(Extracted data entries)
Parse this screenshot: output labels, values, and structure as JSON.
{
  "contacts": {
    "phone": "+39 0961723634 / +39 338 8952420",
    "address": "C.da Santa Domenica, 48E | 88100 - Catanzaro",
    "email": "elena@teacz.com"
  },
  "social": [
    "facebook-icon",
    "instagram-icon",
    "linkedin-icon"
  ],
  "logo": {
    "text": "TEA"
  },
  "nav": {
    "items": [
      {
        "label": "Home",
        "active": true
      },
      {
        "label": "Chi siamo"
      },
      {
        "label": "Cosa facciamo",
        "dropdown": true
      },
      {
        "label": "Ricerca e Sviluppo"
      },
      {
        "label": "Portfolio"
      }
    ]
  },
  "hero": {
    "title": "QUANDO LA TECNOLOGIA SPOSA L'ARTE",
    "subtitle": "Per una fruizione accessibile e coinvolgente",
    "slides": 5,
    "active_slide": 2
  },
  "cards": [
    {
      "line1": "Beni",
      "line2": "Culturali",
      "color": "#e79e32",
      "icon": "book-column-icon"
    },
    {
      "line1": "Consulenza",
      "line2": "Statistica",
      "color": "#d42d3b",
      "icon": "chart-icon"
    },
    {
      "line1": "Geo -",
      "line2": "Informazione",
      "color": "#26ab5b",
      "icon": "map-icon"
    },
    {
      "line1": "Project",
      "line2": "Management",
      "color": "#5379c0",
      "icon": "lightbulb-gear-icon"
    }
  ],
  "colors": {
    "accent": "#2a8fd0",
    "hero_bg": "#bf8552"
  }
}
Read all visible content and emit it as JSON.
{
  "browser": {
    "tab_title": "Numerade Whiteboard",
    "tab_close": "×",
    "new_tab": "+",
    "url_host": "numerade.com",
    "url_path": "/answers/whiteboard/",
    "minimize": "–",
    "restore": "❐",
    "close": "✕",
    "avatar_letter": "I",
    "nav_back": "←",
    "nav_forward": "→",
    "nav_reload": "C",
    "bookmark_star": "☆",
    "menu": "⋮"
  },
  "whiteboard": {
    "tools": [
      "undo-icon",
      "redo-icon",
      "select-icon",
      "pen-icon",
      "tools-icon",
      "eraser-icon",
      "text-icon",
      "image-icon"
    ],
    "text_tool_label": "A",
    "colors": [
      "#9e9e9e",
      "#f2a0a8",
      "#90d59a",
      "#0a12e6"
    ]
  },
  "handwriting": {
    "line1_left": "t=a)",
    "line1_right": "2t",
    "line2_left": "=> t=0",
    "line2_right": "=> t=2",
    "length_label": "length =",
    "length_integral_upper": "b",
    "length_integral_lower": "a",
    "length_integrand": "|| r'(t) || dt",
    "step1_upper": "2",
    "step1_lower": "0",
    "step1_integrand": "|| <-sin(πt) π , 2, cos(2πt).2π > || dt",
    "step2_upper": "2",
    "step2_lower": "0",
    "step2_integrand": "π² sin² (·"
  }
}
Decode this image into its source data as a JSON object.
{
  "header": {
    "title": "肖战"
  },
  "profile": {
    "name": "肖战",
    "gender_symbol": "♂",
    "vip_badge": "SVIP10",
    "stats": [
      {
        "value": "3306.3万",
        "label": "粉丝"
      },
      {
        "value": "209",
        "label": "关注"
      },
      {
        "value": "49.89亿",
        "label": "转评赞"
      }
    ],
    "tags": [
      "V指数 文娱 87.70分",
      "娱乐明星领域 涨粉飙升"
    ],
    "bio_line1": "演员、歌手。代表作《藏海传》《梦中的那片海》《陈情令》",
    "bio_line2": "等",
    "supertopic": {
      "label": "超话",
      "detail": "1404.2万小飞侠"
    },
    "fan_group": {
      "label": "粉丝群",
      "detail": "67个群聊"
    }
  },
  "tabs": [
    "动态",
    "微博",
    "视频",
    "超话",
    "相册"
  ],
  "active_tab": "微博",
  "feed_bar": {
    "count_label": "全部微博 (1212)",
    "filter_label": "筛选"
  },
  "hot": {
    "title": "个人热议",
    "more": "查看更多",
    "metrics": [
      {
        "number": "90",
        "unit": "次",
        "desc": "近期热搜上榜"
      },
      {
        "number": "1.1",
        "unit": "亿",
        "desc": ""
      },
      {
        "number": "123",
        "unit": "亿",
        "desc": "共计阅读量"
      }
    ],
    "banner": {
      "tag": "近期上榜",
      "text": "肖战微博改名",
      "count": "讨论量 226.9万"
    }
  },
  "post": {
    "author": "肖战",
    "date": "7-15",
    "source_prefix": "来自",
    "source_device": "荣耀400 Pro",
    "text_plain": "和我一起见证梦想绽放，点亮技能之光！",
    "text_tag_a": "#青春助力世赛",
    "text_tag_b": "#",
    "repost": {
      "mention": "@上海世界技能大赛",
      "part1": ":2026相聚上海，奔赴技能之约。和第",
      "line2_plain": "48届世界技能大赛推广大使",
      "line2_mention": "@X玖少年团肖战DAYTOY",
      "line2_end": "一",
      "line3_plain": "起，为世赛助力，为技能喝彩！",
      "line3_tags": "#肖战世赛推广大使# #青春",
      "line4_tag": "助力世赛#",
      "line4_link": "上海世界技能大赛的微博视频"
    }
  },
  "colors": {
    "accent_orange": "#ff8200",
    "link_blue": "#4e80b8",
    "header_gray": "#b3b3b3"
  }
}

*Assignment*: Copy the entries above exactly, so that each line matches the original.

*The answer*:
Parse this screenshot: output labels, values, and structure as JSON.
{
  "contacts": {
    "phone": "+39 0961723634 / +39 338 8952420",
    "address": "C.da Santa Domenica, 48E | 88100 - Catanzaro",
    "email": "elena@teacz.com"
  },
  "social": [
    "facebook-icon",
    "instagram-icon",
    "linkedin-icon"
  ],
  "logo": {
    "text": "TEA"
  },
  "nav": {
    "items": [
      {
        "label": "Home",
        "active": true
      },
      {
        "label": "Chi siamo"
      },
      {
        "label": "Cosa facciamo",
        "dropdown": true
      },
      {
        "label": "Ricerca e Sviluppo"
      },
      {
        "label": "Portfolio"
      }
    ]
  },
  "hero": {
    "title": "QUANDO LA TECNOLOGIA SPOSA L'ARTE",
    "subtitle": "Per una fruizione accessibile e coinvolgente",
    "slides": 5,
    "active_slide": 2
  },
  "cards": [
    {
      "line1": "Beni",
      "line2": "Culturali",
      "color": "#e79e32",
      "icon": "book-column-icon"
    },
    {
      "line1": "Consulenza",
      "line2": "Statistica",
      "color": "#d42d3b",
      "icon": "chart-icon"
    },
    {
      "line1": "Geo -",
      "line2": "Informazione",
      "color": "#26ab5b",
      "icon": "map-icon"
    },
    {
      "line1": "Project",
      "line2": "Management",
      "color": "#5379c0",
      "icon": "lightbulb-gear-icon"
    }
  ],
  "colors": {
    "accent": "#2a8fd0",
    "hero_bg": "#bf8552"
  }
}
Read all visible content and emit it as JSON.
{
  "browser": {
    "tab_title": "Numerade Whiteboard",
    "tab_close": "×",
    "new_tab": "+",
    "url_host": "numerade.com",
    "url_path": "/answers/whiteboard/",
    "minimize": "–",
    "restore": "❐",
    "close": "✕",
    "avatar_letter": "I",
    "nav_back": "←",
    "nav_forward": "→",
    "nav_reload": "C",
    "bookmark_star": "☆",
    "menu": "⋮"
  },
  "whiteboard": {
    "tools": [
      "undo-icon",
      "redo-icon",
      "select-icon",
      "pen-icon",
      "tools-icon",
      "eraser-icon",
      "text-icon",
      "image-icon"
    ],
    "text_tool_label": "A",
    "colors": [
      "#9e9e9e",
      "#f2a0a8",
      "#90d59a",
      "#0a12e6"
    ]
  },
  "handwriting": {
    "line1_left": "t=a)",
    "line1_right": "2t",
    "line2_left": "=> t=0",
    "line2_right": "=> t=2",
    "length_label": "length =",
    "length_integral_upper": "b",
    "length_integral_lower": "a",
    "length_integrand": "|| r'(t) || dt",
    "step1_upper": "2",
    "step1_lower": "0",
    "step1_integrand": "|| <-sin(πt) π , 2, cos(2πt).2π > || dt",
    "step2_upper": "2",
    "step2_lower": "0",
    "step2_integrand": "π² sin² (·"
  }
}
Decode this image into its source data as a JSON object.
{
  "header": {
    "title": "肖战"
  },
  "profile": {
    "name": "肖战",
    "gender_symbol": "♂",
    "vip_badge": "SVIP10",
    "stats": [
      {
        "value": "3306.3万",
        "label": "粉丝"
      },
      {
        "value": "209",
        "label": "关注"
      },
      {
        "value": "49.89亿",
        "label": "转评赞"
      }
    ],
    "tags": [
      "V指数 文娱 87.70分",
      "娱乐明星领域 涨粉飙升"
    ],
    "bio_line1": "演员、歌手。代表作《藏海传》《梦中的那片海》《陈情令》",
    "bio_line2": "等",
    "supertopic": {
      "label": "超话",
      "detail": "1404.2万小飞侠"
    },
    "fan_group": {
      "label": "粉丝群",
      "detail": "67个群聊"
    }
  },
  "tabs": [
    "动态",
    "微博",
    "视频",
    "超话",
    "相册"
  ],
  "active_tab": "微博",
  "feed_bar": {
    "count_label": "全部微博 (1212)",
    "filter_label": "筛选"
  },
  "hot": {
    "title": "个人热议",
    "more": "查看更多",
    "metrics": [
      {
        "number": "90",
        "unit": "次",
        "desc": "近期热搜上榜"
      },
      {
        "number": "1.1",
        "unit": "亿",
        "desc": ""
      },
      {
        "number": "123",
        "unit": "亿",
        "desc": "共计阅读量"
      }
    ],
    "banner": {
      "tag": "近期上榜",
      "text": "肖战微博改名",
      "count": "讨论量 226.9万"
    }
  },
  "post": {
    "author": "肖战",
    "date": "7-15",
    "source_prefix": "来自",
    "source_device": "荣耀400 Pro",
    "text_plain": "和我一起见证梦想绽放，点亮技能之光！",
    "text_tag_a": "#青春助力世赛",
    "text_tag_b": "#",
    "repost": {
      "mention": "@上海世界技能大赛",
      "part1": ":2026相聚上海，奔赴技能之约。和第",
      "line2_plain": "48届世界技能大赛推广大使",
      "line2_mention": "@X玖少年团肖战DAYTOY",
      "line2_end": "一",
      "line3_plain": "起，为世赛助力，为技能喝彩！",
      "line3_tags": "#肖战世赛推广大使# #青春",
      "line4_tag": "助力世赛#",
      "line4_link": "上海世界技能大赛的微博视频"
    }
  },
  "colors": {
    "accent_orange": "#ff8200",
    "link_blue": "#4e80b8",
    "header_gray": "#b3b3b3"
  }
}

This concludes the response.